poker is a card game in which the goal is to win the “pot” – the total sum of bets placed by all players during one deal. There are many variations of the game, but most involve two or more players and a table. Each player puts an amount of money into the pot before being dealt cards; this is called the ante or blind. Then, as each player’s turn comes, they may call (match) the bet, raise it, or fold. The player who has the highest-ranking hand wins the pot.

In addition to basic strategy, there are a number of rules and etiquette to learn when playing poker. Some of these rules include how to place a bet, what hands beat others, and when to bluff. Knowing these basics can make a huge difference in your poker success.

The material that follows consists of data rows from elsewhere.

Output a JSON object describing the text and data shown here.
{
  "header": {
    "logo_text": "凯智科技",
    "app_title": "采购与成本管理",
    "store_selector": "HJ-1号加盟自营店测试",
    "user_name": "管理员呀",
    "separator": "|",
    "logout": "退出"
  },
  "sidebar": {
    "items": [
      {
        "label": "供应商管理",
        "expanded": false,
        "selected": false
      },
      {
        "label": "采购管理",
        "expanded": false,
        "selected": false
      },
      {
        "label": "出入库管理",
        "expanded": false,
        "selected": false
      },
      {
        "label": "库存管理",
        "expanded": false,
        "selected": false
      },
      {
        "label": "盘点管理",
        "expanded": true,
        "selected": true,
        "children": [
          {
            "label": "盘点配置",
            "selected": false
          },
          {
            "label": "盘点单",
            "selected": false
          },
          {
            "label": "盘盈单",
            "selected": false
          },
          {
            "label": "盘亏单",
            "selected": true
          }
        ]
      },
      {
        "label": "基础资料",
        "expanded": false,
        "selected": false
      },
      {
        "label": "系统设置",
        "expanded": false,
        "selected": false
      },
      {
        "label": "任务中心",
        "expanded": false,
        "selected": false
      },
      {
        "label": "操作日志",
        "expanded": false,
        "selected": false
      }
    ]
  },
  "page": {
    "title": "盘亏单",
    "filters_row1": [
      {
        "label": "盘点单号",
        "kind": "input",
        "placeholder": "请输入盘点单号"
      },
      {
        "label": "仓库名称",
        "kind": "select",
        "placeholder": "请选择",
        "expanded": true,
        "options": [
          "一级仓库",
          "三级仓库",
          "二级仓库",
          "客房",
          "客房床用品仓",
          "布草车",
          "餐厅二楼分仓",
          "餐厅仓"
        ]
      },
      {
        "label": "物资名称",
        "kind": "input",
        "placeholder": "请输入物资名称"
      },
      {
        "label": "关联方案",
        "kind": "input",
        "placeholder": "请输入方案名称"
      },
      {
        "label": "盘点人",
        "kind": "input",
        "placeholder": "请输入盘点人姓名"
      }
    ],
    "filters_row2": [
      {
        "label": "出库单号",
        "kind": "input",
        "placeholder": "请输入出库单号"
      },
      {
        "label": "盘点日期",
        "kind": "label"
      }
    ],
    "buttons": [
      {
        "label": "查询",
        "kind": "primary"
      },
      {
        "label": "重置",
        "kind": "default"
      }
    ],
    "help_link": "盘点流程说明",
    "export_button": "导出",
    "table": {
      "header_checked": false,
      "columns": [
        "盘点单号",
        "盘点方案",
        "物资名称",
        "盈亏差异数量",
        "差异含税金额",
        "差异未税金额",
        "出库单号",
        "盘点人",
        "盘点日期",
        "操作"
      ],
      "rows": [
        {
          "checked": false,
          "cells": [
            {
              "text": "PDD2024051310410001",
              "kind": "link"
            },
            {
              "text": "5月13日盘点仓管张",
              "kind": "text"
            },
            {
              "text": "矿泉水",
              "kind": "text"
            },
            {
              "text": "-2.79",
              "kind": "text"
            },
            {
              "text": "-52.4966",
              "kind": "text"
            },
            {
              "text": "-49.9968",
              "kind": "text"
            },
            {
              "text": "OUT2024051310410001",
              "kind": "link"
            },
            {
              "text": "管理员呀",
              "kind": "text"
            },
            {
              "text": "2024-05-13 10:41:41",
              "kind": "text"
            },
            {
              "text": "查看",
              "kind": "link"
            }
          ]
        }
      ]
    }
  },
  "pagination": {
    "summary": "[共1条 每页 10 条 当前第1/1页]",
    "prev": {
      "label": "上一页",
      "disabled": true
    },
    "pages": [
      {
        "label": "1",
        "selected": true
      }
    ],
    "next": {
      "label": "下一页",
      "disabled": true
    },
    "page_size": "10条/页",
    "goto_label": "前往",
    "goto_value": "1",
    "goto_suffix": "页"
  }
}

The ante is the first amount of money put up by each player in a poker game. This is usually a small amount, and it must be placed before the cards are dealt. If you want to bet more than the player to your left, you must raise the bet. You can also choose to check, meaning you will not place any chips in the pot.

A poker hand consists of 5 cards of the same suit in consecutive order. If there are no other matching cards, the highest card wins the pot. There are different types of poker hands, including four of a kind, straight, and flush.

In some games, there are wild cards that can be used to complete a hand. If two or more hands have the same rank, then a high card outside of those cards breaks the tie.

Poker is a game of skill, but it also involves luck and psychology. If you know when to bluff, you can put your opponents off and win the game.

To improve your poker game, study the gameplay of other experienced players. This can help you learn from their mistakes and avoid making the same errors yourself. You can also learn from their successful moves and incorporate them into your own play.

The game of poker is a fun and addicting card game that can be played with friends at home or in a casino. It is the national card game of the United States, and its rules and jargon are widely known throughout the world. There are several ways to learn the game, including reading books and watching television shows.

Poker is a game that requires a lot of math skills. It is important to understand the probability of getting a good hand and how much your opponents are betting before you decide to call, raise, or fold. This will allow you to calculate how much money you can win, and make decisions based on the odds of your hand. You can also look up online calculators to see how the numbers work. There are also many free poker software programs available that can help you calculate your chances of winning.